Power optimizers combine aspects of both string inverters and microinverters. Installed on each solar panel, they enable individual panel optimization while still utilizing a central inverter. Power optimizers can enhance the efficiency of a solar energy system and are generally less expensive than microinverters. However, they do require more maintenance compared to string inverters and can be pricier as well.

How efficient are solar panels in 2023?

Solar panel efficiency has continued to improve over the years, and in 2023, the average efficiency of high-quality panels ranges from 18% to 23%. However, it’s important to note that efficiency alone is not the sole determining factor for panel selection, as other considerations such as cost and available roof space should also be taken into account.

Here are the Top 5 Solar Panels based on Module Efficiency

Are higher wattage solar panels better?

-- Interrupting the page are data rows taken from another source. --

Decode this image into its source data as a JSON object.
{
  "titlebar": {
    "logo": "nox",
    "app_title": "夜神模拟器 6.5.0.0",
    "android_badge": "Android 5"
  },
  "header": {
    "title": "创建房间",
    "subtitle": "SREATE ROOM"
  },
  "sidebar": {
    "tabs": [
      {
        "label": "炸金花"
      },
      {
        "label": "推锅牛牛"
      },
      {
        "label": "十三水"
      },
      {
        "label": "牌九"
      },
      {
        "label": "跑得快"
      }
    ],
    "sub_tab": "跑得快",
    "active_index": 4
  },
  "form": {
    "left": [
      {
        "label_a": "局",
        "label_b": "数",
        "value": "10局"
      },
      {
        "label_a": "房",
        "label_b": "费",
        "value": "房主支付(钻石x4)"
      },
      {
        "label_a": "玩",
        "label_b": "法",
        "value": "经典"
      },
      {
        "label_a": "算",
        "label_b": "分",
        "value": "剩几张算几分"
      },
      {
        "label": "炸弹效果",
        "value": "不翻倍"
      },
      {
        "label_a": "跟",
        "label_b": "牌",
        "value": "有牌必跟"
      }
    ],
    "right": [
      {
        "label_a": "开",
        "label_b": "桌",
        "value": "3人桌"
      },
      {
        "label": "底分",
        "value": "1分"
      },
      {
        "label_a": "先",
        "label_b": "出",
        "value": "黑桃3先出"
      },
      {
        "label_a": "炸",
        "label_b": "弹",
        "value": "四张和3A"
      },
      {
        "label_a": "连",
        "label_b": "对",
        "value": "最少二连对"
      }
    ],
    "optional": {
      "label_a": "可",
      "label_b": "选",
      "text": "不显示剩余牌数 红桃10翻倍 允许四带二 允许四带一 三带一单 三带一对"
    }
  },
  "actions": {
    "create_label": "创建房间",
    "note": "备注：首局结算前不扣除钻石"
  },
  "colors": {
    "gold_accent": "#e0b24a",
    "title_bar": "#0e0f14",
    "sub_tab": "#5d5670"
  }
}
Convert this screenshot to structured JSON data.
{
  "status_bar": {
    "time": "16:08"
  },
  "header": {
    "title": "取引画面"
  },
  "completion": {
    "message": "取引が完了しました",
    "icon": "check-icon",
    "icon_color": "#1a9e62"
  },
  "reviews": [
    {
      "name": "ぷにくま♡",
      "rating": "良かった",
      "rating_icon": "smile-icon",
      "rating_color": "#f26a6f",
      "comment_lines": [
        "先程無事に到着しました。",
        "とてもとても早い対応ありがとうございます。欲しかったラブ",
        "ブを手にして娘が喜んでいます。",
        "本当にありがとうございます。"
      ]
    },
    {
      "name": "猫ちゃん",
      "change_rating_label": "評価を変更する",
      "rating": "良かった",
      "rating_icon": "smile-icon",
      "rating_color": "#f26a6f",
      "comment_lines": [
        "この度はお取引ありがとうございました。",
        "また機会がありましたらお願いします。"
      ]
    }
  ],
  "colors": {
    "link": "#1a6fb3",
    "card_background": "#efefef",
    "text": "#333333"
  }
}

Higher wattage solar panels can offer advantages such as increased power output and potentially reduced installation costs. However, it’s important to consider factors such as panel size, available roof space, budget and overall system design when assessing the suitability of higher wattage panels for your specific installation.

Can you run a house on solar power alone?

Running a house solely on solar power is possible, but it requires careful planning and consideration of various factors. The feasibility depends on your energy needs, the size of your solar system, available sunlight in your area, and energy storage capabilities. To achieve full independence on solar, you would need to install a solar system large enough to generate sufficient electricity to meet your household’s energy demands throughout the year. Additionally, you would need to incorporate a battery energy storage solution that stores excess energy for use during periods of low sunlight or at night when the solar panels are not actively producing electricity.

Home solar FAQ conclusion:

When considering solar panels, it’s important to prioritize factors such as efficiency, durability, and cost-effectiveness. The size of the solar system required to power a house depends on various factors and should be determined through a consultation with a solar professional. The longevity of solar panels can vary, but reputable brands and high-quality monocrystalline panels often have longer lifespans. For most, home solar power systems offer an environmentally friendly and cost-effective solution for generating electricity.

Still got questions? Check out even more answers in this article here: Home Solar FAQs

To learn more about solar for you and your home connect with EnergyPal for a free custom quote.